• Problem statement: Copy out all lines bearing the word "image" from the listing below.

• Information provided:
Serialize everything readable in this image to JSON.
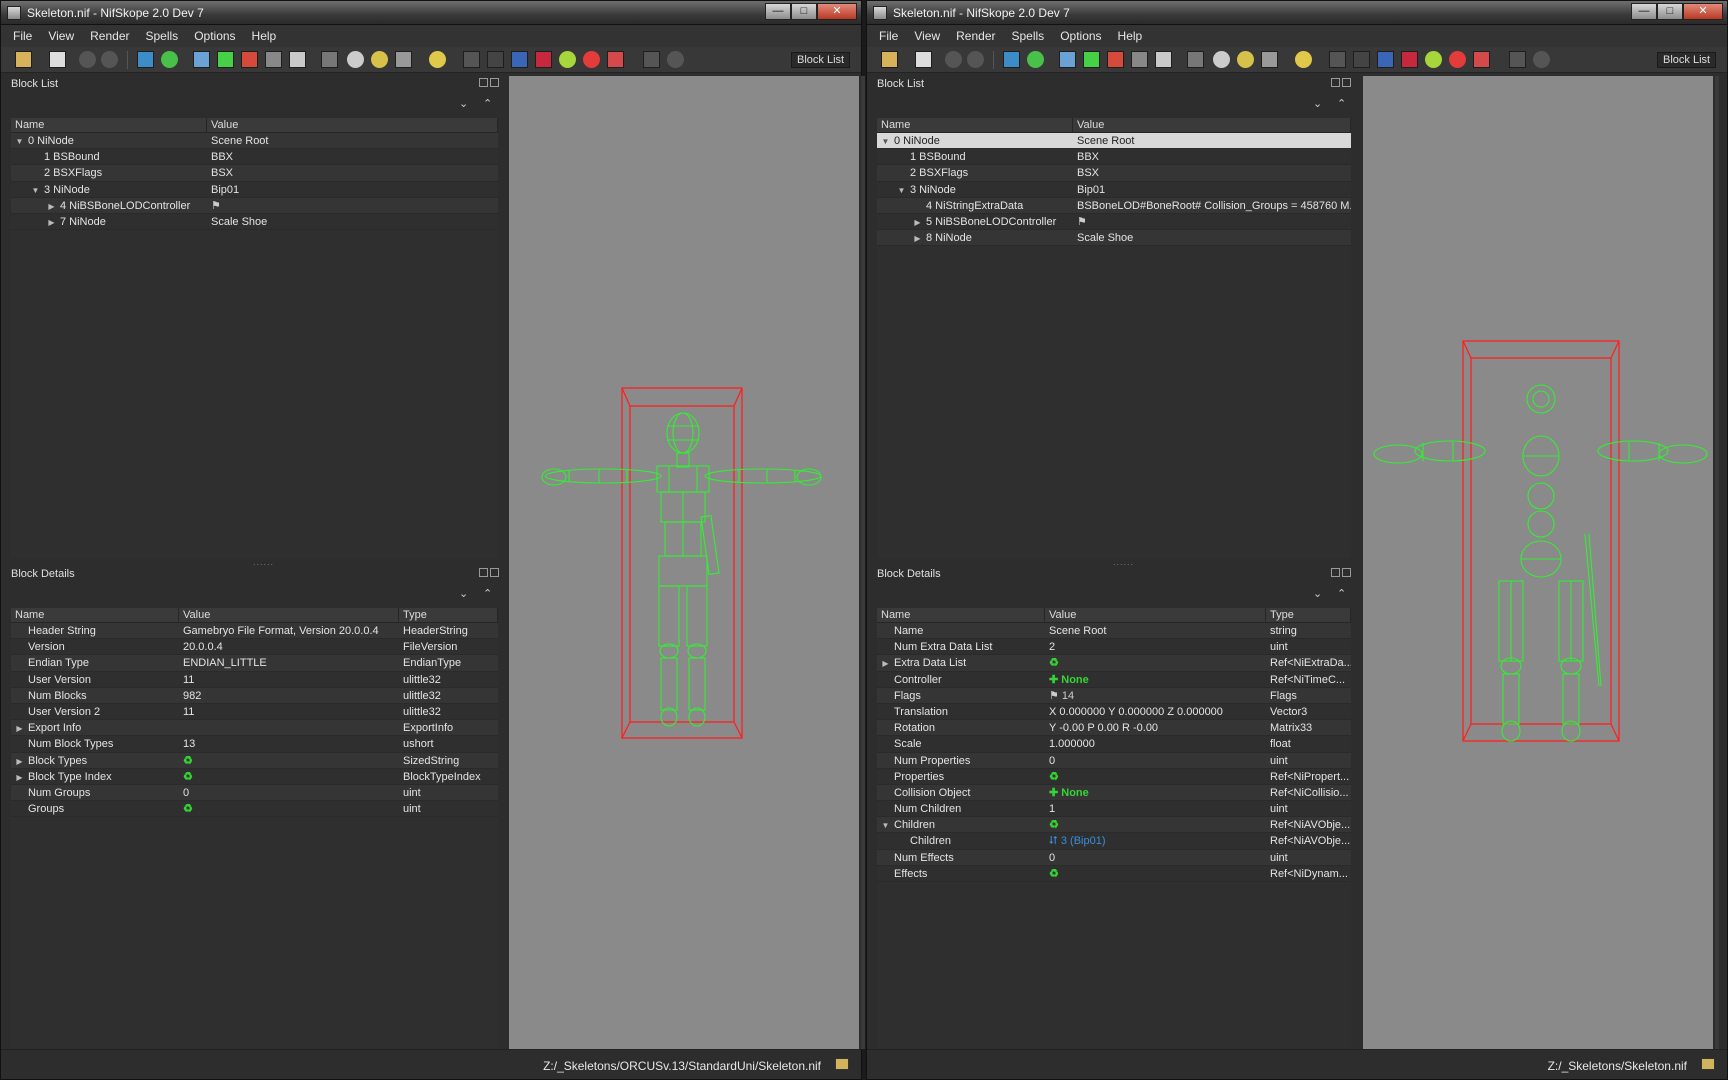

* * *

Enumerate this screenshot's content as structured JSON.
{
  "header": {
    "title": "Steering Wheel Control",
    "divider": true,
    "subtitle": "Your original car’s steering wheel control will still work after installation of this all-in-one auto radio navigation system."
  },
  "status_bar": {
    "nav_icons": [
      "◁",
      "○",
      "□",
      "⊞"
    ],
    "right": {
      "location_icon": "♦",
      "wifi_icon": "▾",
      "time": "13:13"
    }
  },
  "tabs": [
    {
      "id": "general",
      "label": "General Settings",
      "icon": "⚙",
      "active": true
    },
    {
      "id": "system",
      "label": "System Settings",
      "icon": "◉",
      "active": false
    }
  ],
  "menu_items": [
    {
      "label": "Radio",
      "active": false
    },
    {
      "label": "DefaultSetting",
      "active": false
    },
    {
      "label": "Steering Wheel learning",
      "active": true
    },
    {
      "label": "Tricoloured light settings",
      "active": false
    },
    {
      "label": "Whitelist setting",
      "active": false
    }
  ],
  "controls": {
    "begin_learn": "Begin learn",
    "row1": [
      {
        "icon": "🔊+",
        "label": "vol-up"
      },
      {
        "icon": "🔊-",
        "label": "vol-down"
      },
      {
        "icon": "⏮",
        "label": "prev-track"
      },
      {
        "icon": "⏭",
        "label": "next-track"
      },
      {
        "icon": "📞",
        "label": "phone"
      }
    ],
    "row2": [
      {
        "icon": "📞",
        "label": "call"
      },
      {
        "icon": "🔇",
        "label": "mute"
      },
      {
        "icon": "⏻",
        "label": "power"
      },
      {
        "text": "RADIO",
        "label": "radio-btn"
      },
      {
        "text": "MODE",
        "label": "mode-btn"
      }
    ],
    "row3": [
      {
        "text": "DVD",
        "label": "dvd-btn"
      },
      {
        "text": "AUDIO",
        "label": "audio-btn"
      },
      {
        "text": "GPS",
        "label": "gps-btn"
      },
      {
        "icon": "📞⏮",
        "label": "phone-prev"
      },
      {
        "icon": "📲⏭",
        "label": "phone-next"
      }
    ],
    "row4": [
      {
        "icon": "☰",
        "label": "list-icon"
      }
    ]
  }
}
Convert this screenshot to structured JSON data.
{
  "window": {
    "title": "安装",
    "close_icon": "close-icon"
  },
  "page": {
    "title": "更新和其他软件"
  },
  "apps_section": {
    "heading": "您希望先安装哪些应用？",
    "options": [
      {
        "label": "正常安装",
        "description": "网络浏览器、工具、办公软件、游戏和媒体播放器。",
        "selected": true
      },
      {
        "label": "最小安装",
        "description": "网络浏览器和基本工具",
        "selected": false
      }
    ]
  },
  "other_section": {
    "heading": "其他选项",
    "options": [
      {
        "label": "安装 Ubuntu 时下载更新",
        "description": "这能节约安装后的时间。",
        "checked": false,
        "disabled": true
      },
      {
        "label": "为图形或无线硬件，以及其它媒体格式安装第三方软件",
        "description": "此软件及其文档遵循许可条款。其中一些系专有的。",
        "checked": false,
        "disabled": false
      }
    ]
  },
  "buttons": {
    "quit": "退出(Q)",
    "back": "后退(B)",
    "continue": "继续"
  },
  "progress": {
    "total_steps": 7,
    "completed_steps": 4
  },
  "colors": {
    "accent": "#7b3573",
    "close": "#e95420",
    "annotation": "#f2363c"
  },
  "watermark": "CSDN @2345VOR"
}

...

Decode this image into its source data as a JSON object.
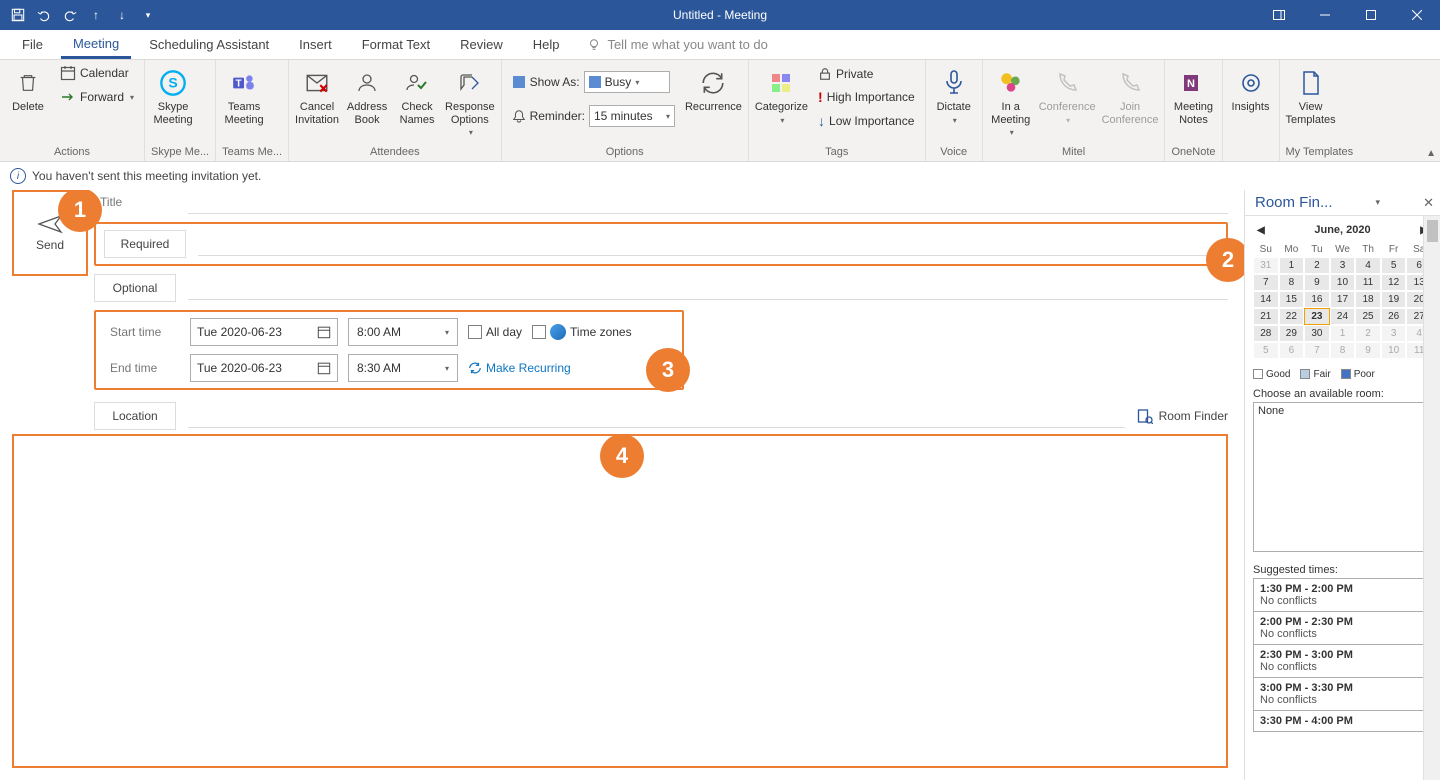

• Response for this exercise:
Serialize everything readable in this image to JSON.
Decode this image into its source data as a JSON object.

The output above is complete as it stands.